We also note that in the same Declaration, the AU Assembly called on the African Commission to ‘ensure the independence and integrity of AU organs with a human rights mandate by providing adequate financing and shielding them from undue external influence’ (our emphasis). Against a background of a ‘push-back’ against human rights at the levels of the Executive Council and Assembly, and in the absence of any official AU criticism regarding the withdrawal by Rwanda of its declaration accepting direct access to the Court, the apprehension is that these words may ring hollow and may be exposed as empty rhetoric in years to come. In addition, the region’s attachment to the sovereignty of states, generally, and its resistance against supranational judicial oversight, specifically, are displayed by the failure by almost half of the AU membership (24 out of 54) to ratify the Court’s Protocol, and the hesitance of those that have become party to the Court Protocol to accept direct individual access to the Court.

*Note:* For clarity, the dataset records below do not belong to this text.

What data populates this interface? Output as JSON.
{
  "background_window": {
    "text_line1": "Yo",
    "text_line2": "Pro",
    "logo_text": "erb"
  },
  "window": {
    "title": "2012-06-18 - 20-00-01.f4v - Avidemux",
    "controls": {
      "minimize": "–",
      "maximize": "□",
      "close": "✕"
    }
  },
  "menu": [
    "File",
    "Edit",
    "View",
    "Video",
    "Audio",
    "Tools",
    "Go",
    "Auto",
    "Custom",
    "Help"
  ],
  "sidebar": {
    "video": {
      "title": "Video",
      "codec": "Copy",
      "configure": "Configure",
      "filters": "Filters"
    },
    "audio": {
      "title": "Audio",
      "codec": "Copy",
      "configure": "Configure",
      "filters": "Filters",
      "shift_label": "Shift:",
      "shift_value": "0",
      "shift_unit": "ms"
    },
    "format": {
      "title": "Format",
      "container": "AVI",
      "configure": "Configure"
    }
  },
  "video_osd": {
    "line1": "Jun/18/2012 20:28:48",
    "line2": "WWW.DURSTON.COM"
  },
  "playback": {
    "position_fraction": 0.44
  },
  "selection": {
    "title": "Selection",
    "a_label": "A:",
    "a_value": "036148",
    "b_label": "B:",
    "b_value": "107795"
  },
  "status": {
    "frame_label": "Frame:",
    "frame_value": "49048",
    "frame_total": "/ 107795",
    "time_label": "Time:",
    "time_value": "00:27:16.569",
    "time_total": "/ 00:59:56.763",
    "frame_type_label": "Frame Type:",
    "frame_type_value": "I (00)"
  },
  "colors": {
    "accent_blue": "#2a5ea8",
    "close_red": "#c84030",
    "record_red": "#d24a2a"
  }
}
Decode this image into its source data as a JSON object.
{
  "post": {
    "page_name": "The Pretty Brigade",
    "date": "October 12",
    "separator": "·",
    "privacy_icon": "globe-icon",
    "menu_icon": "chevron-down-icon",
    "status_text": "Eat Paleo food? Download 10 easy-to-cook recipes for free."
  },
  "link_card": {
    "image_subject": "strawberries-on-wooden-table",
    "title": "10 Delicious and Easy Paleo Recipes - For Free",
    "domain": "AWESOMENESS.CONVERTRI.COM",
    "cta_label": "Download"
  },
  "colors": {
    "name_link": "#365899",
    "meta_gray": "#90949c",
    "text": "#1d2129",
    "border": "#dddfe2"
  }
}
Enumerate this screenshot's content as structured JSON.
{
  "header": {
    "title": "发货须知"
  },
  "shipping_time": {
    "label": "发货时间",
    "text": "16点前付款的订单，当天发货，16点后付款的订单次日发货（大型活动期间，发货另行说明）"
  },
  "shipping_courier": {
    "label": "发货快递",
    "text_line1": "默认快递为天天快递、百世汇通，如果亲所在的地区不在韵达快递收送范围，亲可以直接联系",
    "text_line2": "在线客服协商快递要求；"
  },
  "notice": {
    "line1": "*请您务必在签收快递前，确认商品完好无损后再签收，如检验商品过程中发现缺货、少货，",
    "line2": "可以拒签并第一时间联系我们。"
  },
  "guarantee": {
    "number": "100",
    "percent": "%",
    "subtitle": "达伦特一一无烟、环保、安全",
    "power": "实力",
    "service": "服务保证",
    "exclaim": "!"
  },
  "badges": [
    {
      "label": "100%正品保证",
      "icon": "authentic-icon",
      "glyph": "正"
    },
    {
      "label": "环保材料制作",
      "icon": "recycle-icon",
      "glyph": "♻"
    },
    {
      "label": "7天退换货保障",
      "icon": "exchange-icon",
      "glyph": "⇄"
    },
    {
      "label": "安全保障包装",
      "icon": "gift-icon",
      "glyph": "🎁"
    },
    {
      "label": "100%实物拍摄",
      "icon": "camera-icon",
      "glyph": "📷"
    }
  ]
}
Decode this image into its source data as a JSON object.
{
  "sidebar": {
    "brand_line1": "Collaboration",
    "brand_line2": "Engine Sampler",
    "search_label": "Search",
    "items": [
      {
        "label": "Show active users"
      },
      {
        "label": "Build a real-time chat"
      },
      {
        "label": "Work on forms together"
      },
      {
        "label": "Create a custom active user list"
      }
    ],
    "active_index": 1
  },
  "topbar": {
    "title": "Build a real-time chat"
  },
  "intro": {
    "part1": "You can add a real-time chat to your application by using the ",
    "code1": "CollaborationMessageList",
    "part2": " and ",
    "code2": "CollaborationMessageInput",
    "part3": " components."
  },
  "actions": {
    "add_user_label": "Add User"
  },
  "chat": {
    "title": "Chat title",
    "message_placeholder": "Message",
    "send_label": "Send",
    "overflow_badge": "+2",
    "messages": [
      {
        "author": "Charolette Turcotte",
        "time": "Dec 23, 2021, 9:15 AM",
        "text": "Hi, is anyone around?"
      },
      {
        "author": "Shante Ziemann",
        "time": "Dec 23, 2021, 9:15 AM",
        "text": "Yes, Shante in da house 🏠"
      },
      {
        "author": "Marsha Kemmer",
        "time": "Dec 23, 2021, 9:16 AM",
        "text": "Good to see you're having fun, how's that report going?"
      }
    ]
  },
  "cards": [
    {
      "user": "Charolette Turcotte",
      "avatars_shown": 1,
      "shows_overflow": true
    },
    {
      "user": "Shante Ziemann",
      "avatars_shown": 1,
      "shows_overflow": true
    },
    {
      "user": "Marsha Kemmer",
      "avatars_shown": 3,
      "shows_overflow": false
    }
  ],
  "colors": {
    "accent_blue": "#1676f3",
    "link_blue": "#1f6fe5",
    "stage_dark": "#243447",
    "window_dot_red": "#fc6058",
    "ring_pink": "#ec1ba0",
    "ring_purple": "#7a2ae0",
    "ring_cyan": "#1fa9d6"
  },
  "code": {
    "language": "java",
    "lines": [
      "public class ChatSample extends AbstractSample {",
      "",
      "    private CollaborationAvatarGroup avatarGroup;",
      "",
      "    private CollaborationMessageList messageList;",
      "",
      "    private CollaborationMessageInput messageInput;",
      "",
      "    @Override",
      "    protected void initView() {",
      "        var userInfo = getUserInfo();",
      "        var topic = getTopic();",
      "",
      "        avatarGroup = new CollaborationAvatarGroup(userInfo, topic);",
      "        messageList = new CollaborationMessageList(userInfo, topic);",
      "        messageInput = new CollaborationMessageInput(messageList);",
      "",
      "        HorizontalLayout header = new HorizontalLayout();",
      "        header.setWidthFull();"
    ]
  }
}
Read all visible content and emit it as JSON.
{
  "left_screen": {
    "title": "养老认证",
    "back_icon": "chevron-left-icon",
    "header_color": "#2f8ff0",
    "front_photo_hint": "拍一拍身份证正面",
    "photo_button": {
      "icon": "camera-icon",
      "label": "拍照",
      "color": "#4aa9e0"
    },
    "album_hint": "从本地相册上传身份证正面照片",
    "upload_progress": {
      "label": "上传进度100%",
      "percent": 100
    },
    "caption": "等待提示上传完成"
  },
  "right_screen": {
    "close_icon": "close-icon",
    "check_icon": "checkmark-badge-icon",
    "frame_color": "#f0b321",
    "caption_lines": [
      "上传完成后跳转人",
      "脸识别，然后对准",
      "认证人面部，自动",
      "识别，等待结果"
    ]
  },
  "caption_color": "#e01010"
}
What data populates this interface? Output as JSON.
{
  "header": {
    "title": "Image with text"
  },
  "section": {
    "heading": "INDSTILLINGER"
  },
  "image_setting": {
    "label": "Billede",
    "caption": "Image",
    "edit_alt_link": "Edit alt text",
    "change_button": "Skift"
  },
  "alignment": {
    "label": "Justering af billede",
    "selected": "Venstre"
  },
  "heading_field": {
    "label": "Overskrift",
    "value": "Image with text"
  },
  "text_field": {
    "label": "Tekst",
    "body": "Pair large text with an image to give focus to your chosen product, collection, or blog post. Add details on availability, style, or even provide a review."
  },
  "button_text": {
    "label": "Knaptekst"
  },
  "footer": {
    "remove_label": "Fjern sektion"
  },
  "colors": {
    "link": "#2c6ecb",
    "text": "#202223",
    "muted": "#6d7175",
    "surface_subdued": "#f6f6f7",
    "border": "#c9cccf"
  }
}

This apprehension causes one to view with caution the AU Assembly’s invitation (in the same Declaration) to the African Commission and AU human rights organs to take the ‘necessary steps’ to establish the Pan-African Human Rights Institute (PAHRI), and the call on states to commit to host it.
A wide variety of topics are covered in this issue. Against the background of intensified criticism of the International Criminal Court (ICC), and South Africa’s failure to arrest Sudanese President (and ICC accused) Al Bashir, Tladi provides an incisive analysis of the interpretation of international law by the South African Supreme Court of Appeal. Hailbronner adds her voice to the fledgling scholarly African-focused literature on the convergence and divergence between international human rights law and international humanitarian law. Chamberlain draws interesting links between the rights to protest and access to information. Attah criticises Nigeria’s anti-terrorism laws for failing to effectively address the Boko Haram scourge in that country. Mujuzi’s article examines the admission of evidence unconstitutionally obtained in Namibia. Abdukradeen-Mustapha draws on South Africa’s experience with children’s rights to inform the improved application of the Nigerian Child Rights Act. Swart and Hassan take an innovative, if controversial, comparative view of child marriage and child soldiers. Perez-Leon-Acevedo considers the possibility of triggering article 4(h) of the AU Constitutive Act in two situations in Africa - Darfur (Sudan) and Libya - in light of the Pretoria Principles. Roesch traces the reception and ‘implantation’ of the principle of free, prior and informed consent into African soil, as a means of curbing land grabbing.
As is the custom, this issue contains a review of human rights developments within the AU during 2015. A recent decision of the Zimbabwean Constitutional Court, dealing with women’s equality, is also reviewed.
The editors wish to thank the independent reviewers mentioned below, who so generously assisted in ensuring the consistent quality of the Journal: Jegede Ademola; Dane Ally; Usang Assim; Fareda Banda; Gina Bekker; Japhet Biegon; Danny Bradlow; Wium de Villiers; Cristiano D’Orsi; John Dugard; Ebenezer Durojaye; Patrick Eba; Jake Effoduh; Charles Fombad; Balarabe aruna; Christof Heyns; Sharon Hofisi; Busingye Kabumba; Sheila Keetharuth; Juliet Kekimuli; Peter Knoope; Dino Kritsiotis; Duncan Munabi; Enyinna Nwauche; Lame Olebile; Marius Pieterse; Ally Possi; Thomas Probert; Jeremy Sarkin; Julia Sloth-Nielsen; Julie Stewart; Ann Strode; Dire Tladi; James Tsabora; Ben Twinomugisha; Manuel Ventura; Gus Waschefort; Stu Woolman; and Alexandra Xanthaki.